▶ **Aim of the task**: Scan the entries for lines with the word "TFCI" and copy those lines.
** Opening Entries provided block **
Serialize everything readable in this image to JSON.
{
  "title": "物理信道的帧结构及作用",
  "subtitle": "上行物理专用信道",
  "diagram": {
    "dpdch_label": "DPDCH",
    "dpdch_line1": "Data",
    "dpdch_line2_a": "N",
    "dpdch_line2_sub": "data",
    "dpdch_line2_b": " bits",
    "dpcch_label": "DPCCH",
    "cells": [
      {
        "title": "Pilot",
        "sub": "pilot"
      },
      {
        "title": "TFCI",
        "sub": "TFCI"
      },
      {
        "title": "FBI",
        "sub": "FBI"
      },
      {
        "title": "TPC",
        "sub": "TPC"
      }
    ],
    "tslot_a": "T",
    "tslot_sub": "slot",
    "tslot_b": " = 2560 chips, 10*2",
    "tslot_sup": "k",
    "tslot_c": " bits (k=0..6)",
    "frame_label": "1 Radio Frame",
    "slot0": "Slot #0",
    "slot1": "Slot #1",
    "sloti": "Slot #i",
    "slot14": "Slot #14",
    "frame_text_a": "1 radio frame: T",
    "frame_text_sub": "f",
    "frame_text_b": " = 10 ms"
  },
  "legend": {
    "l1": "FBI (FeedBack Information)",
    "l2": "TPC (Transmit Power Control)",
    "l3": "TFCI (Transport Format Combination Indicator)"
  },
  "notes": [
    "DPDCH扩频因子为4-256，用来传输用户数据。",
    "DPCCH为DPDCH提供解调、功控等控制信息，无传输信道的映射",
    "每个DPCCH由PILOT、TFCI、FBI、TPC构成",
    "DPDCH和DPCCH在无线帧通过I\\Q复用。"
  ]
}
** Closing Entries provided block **
▶ **Exercise output**:
        "title": "TFCI",
        "sub": "TFCI"
    "l3": "TFCI (Transport Format Combination Indicator)"
    "每个DPCCH由PILOT、TFCI、FBI、TPC构成",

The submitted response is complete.